  • Dowry-related violence – dowry includes gifts, money, goods or property given from the bride’s family to the groom or in-laws before, during or any time after a marriage. Dowry is a response to explicit or implicit demands or expectations of the groom and his family
  • Forced and child marriages – forced marriage is when a person faces physical pressure to marry (e.g. threats, physical or sexual violence) or emotional and psychological pressure (e.g. made to feel like they are shaming the family if they do not comply)
  • Honour crimes involve physical, emotional, psychological, financial and sexual abuse (including murder), committed by people who want to defend the reputation of their family or community
  • Female Genital Mutilation (FGM) is a procedure where the female genitals are deliberately cut, injured or changed, but where there is no medical reason for this to be done. It is also known as ‘female circumcision’ or ‘cutting’ and by other terms such as sunna, gudniin, halalays, tahur, megrez and khitan
  • Any other University policy, rule or regulation when a violation is motivated by the actual or perceived sex or gender identity of the person against whom the action or conduct is directed may be pursued using this Policy

Getting Support

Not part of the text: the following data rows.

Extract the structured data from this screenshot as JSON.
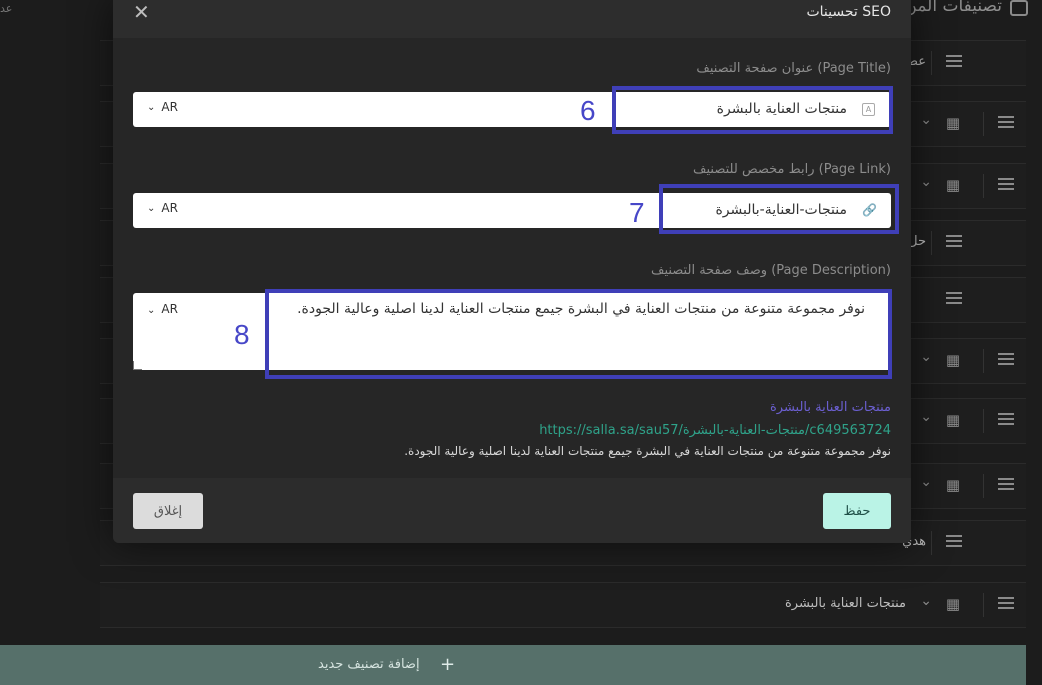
{
  "background": {
    "page_title": "تصنيفات المن",
    "left_word": "عد",
    "rows": [
      {
        "label": "عط",
        "chevron": false
      },
      {
        "label": "",
        "chevron": true
      },
      {
        "label": "",
        "chevron": true
      },
      {
        "label": "حل",
        "chevron": false
      },
      {
        "label": "",
        "chevron": false
      },
      {
        "label": "",
        "chevron": true
      },
      {
        "label": "",
        "chevron": true
      },
      {
        "label": "",
        "chevron": true
      },
      {
        "label": "هدي",
        "chevron": false
      },
      {
        "label": "منتجات العناية بالبشرة",
        "chevron": true
      }
    ],
    "add_category_label": "إضافة تصنيف جديد",
    "add_icon": "plus-icon"
  },
  "modal": {
    "title": "تحسينات SEO",
    "close_icon": "close-icon",
    "page_title_field": {
      "label": "عنوان صفحة التصنيف (Page Title)",
      "value": "منتجات العناية بالبشرة",
      "lang": "AR",
      "annotation": "6"
    },
    "page_link_field": {
      "label": "رابط مخصص للتصنيف (Page Link)",
      "value": "منتجات-العناية-بالبشرة",
      "lang": "AR",
      "annotation": "7"
    },
    "page_description_field": {
      "label": "وصف صفحة التصنيف (Page Description)",
      "value": "نوفر مجموعة متنوعة من منتجات العناية في البشرة جيمع منتجات العناية لدينا اصلية وعالية الجودة.",
      "lang": "AR",
      "annotation": "8"
    },
    "preview": {
      "title": "منتجات العناية بالبشرة",
      "url": "https://salla.sa/sau57/منتجات-العناية-بالبشرة/c649563724",
      "description": "نوفر مجموعة متنوعة من منتجات العناية في البشرة جيمع منتجات العناية لدينا اصلية وعالية الجودة."
    },
    "save_label": "حفظ",
    "close_label": "إغلاق"
  },
  "colors": {
    "highlight": "#3f3fb8",
    "save_button": "#baf3e6",
    "preview_title": "#6b5fd0",
    "preview_url": "#2fa38a"
  }
}
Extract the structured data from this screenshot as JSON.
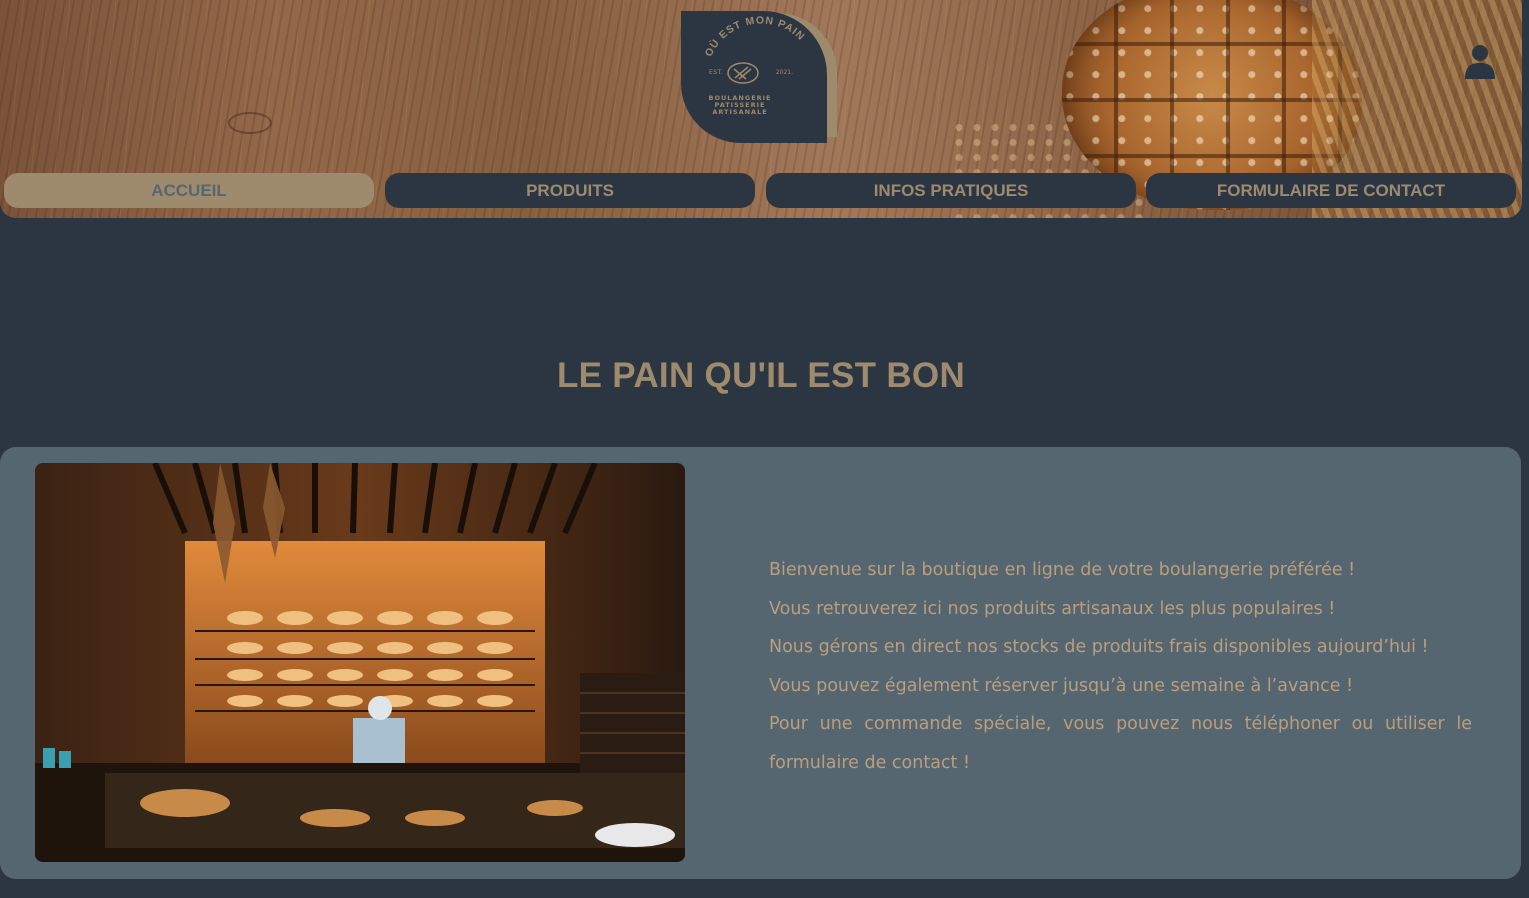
{
  "header": {
    "logo": {
      "name": "OÙ EST MON PAIN",
      "est": "EST.",
      "year": "2021.",
      "tagline_lines": [
        "BOULANGERIE",
        "PATISSERIE",
        "ARTISANALE"
      ]
    },
    "user_icon": "user-icon"
  },
  "nav": {
    "items": [
      {
        "label": "ACCUEIL",
        "active": true
      },
      {
        "label": "PRODUITS",
        "active": false
      },
      {
        "label": "INFOS PRATIQUES",
        "active": false
      },
      {
        "label": "FORMULAIRE DE CONTACT",
        "active": false
      }
    ]
  },
  "main": {
    "title": "LE PAIN QU'IL EST BON",
    "welcome_lines": [
      "Bienvenue sur la boutique en ligne de votre boulangerie préférée !",
      "Vous retrouverez ici nos produits artisanaux les plus populaires !",
      "Nous gérons en direct nos stocks de produits frais disponibles aujourd’hui !",
      "Vous pouvez également réserver jusqu’à une semaine à l’avance !",
      "Pour une commande spéciale, vous pouvez nous téléphoner ou utiliser le formulaire de contact !"
    ]
  },
  "colors": {
    "background": "#2c3642",
    "accent": "#9e8a6d",
    "card": "#566670",
    "text": "#b99e7f"
  }
}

  • Student Wellbeing Centre — 01522 886400 or
  • Lincolnshire Rape Crisis — 0800 33 4 55 00 or
  • Spring Lodge (Lincolnshire’s Sexual Assault Referral Centre) — 01522524402 or
  • Trust House — 01476 579379 or
  • Lincolnshire Police — In an emergency you should call 999. If you are no longer in immediate danger you should call 101. The address for Lincoln City Centre Police Station is West Parade, Lincoln, LN1 1YP
  • Rape Crisis — 0808 802 9999
  • Galop provides support to LGBT+ people who have experienced any form of sexual violence. Call 0800 999 5428 or Email
  • Victim Support — Lincolnshire specific number: 0300 3030158 or National number: 0808 1689 111
  • NHS — In a medical emergency you should call 999. For non-emergency medical advice you can call 111
  • SurvivorsUK — Text: 020 3322 1860 or WhatsApp 07491 816 064 or Web chat via website (see links below)

More pages in this section